Catherine de Medici (1519-1589) was one of the great female sovereigns of the sixteenth century -- the "monstrous regiment of women" that John Knox found so troubling. She ruled France as queen and influenced it mightily as queen mother throughout much of the sixteenth century. Besides Machiavellian political maneuvering, one of her great passions was dwarf collecting. In Vasari's painting of Catherine's marriage to the future Henri II, you'll notice a couple of dwarves in attendance. They were more than just curiosities -- Catherine created a tiny dwarf kingdom within her court, as Leonie Frieda explains in Catherine de Medici: Renaissance Queen of France (2005):
She accorded a proper household to her troupe of them; they had their own footmen, apothecaries, laundresses, housekeepers, tutors and so on. The Queen Mother kept her dwarves superbly dressed, wearing furs and precious brocades. Among her favourites were ‘Catherine La Jardiniere’, ‘The Moor’, ‘The Turk’, ‘The dwarf Marvile’ and ‘Auguste Romanesque’, who carried a sword and dagger. There was even a dwarf monk. . . . They all received pocket money from her and she married off two of her favourites in a splendid miniature ceremony. Catherine La Jardiniere was the Queen Mother’s best-loved dwarf and this tiny companion accompanied her almost everywhere.
Catherine's fondness for little people was shared by her granddaughter Eugenia, who is paired with her own favorite dwarf in a portrait by an unknown artist, c. 1599.
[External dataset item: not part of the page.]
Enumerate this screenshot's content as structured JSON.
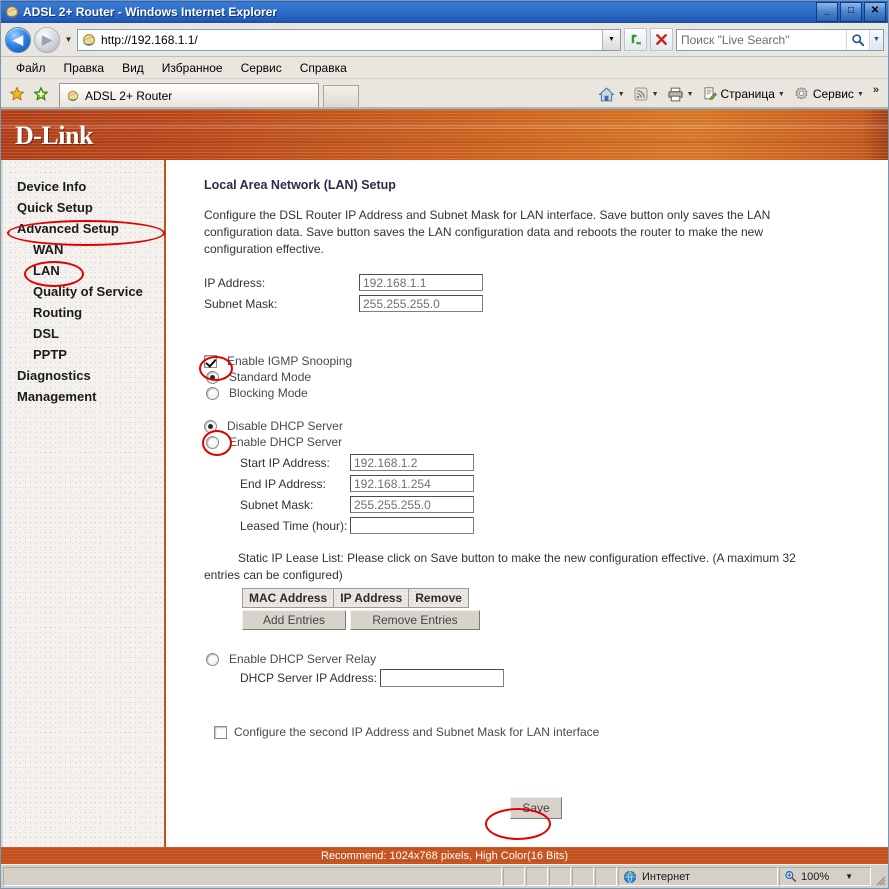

You can read more about dwarves in the art of 15th to 18th century Europe at this PBS site. Velasquez is particularly well known for his painting of dwarves in the Spanish court of the 17th century. Las Meninas (The Ladies in Waiting) is probably the most well-known of these works.